Naches Heights’ Distinctive Terroir

Dispatches from Washington state's newest wine region.

Wilridge Winery and Vineyard’s 80-acre estate on Naches Heights near Yakima is most likely the only vineyard site in the state—maybe even the world—that shares a border with a popular rock-climbing cliff.

“We usually suggest people get their rock climbing in before they visit our tasting room,” jokes Wilridge’s Paul Beveridge, who bought the former fruit orchard, two and a half hours east of Seattle, in 2007. Arrive by climbing the rock wall or on foot via a scenic trail; you won’t have to pack out bottles—Wilridge offers free shipping for visitors to the co-op tasting room, which it shares with Harlequin Wine Cellars and Naches Heights Vineyard.

The rock climbing is just one reason Naches Heights, named the state’s 12th American viticultural area (AVA) in January, is such an uncommon grape-growing region. The windswept plateau some 2,000 feet above the Yakima Valley gives geology geeks goose bumps. It’s home to the world’s longest andesite flow, a volcanic spill that occurred millions of years ago, pouring from the nearby Goat Rocks in the foothills of the Cascades and leaving dramatic outcroppings. And while much of the Columbia Valley was awash in the prehistoric Missoula Floods, Naches Heights was above it all.

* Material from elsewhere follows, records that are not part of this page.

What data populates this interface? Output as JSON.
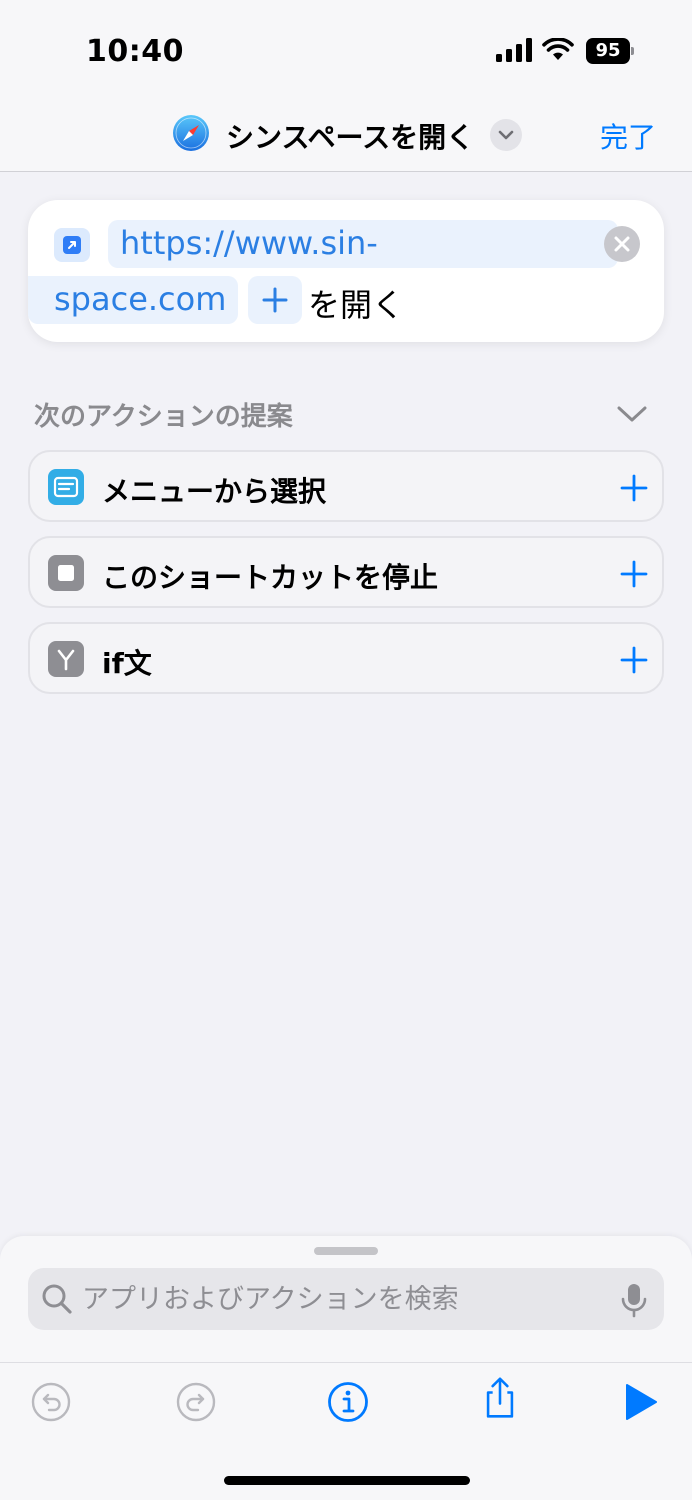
{
  "status_bar": {
    "time": "10:40",
    "battery": "95"
  },
  "nav": {
    "title": "シンスペースを開く",
    "done_label": "完了",
    "app_icon": "safari-compass-icon",
    "accent_color": "#007aff"
  },
  "action": {
    "url_line1": "https://www.sin-",
    "url_line2": "space.com",
    "plus_label": "+",
    "open_label": "を開く"
  },
  "suggestions": {
    "header": "次のアクションの提案",
    "items": [
      {
        "label": "メニューから選択",
        "icon": "menu-list-icon",
        "color": "#32ade6"
      },
      {
        "label": "このショートカットを停止",
        "icon": "stop-square-icon",
        "color": "#8e8e93"
      },
      {
        "label": "if文",
        "icon": "branch-icon",
        "color": "#8e8e93"
      }
    ]
  },
  "bottom": {
    "search_placeholder": "アプリおよびアクションを検索"
  }
}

“It was an island,” says Phil Cline, owner of Naches Heights Vineyard (NHV) and a third-generation farmer from the area. “So our soil is different than most other sites around the Columbia Valley, more like the rich topsoil you’d find in the Palouse.”

So far, only NHV and Wilridge are using grapes from the 37 acres of the 13,000 eligible acres planted, but Naches Heights has a long agricultural history, and growth is expected. “The irrigation district up here has been around for 100 years,” Cline says. About a decade ago, as the market for apples and other tree fruits got squeezed, Cline says, he began exploring other options. Where Golden Delicious once grew, he planted Albarino and Tempranillo. He’s had the best luck with Syrah, Pinot Gris and Riesling. Beveridge is experimenting with 23 varieties, including Nebbiolo, Barbera and several port grapes.

All of the growers in this new AVA take full advantage of its distinctive terroir by focusing on organic and sustainable agricultural practices; a few even incorporate biodynamic approaches to grape growing. “[Biodynamics] is a practice dedicated to maximizing the life force in the vineyard through composting and other practices,” Beveridge explains. “It’s scientific, but there’s a spiritual side to it, too.”

Skeptics might call it pseudoscience, but Beveridge says he’s seen dramatic proof: “We planted one block of Cabernet according to the phases of the moon, but couldn’t finish planting until later. The block that was planted during that correct phase of the moon flourished while the other lagged behind.” His commitment has already been rewarded; early releases of wines made from those grapes have been well received.

Wines You Should Try from Naches Heights

Just 444 cases were made of this bracing white, a refreshing nod to Alsatian winemaking. Fruit flavors come forward in the glass, with hints of pear and citrus. There’s an undercurrent of minerality, too. Like those famed French winemakers, winemaker Anke Wildman keeps it clean and bright, making this a fine candidate to sip on its own as an aperitif.

This lovely wine’s fruit flavors taste like a tribute to the vineyard’s former life as an orchard. Snappy green apple notes bob with the sort of tropical notes that make Riesling such a food-friendly wine. Balanced by crisp acidity, this gem shines brightly. Pair with grilled salmon or a four-star green Thai curry.

Italian grape varieties have yielded wildly mixed results in Washington’s vineyards, but this Piedmont grape seems to dig Naches Heights. The nose foreshadows the dramatic blast of dark berry flavor delivered on the first sip and lingering in the long finish. It’s powerful, yet completely accessible. You can’t go wrong pouring this with a big bowl of mushroom risotto topped with shaved truffles.

It goes against conventional wisdom that a hodgepodge of grape varieties can thrive in a single vineyard, but Paul Beveridge’s “test plot” on Naches Heights seems to be offering delicious proof that Rhône, Italian and other French grapes can live in biodynamic harmony. His blend of Syrah and Mourvèdre is a spicy thrill ride, offering hints of pepper and cloves on top of the gorgeous fruit. This one is sure to improve in the cellar. Pour it alongside a Northwest bouillabaisse.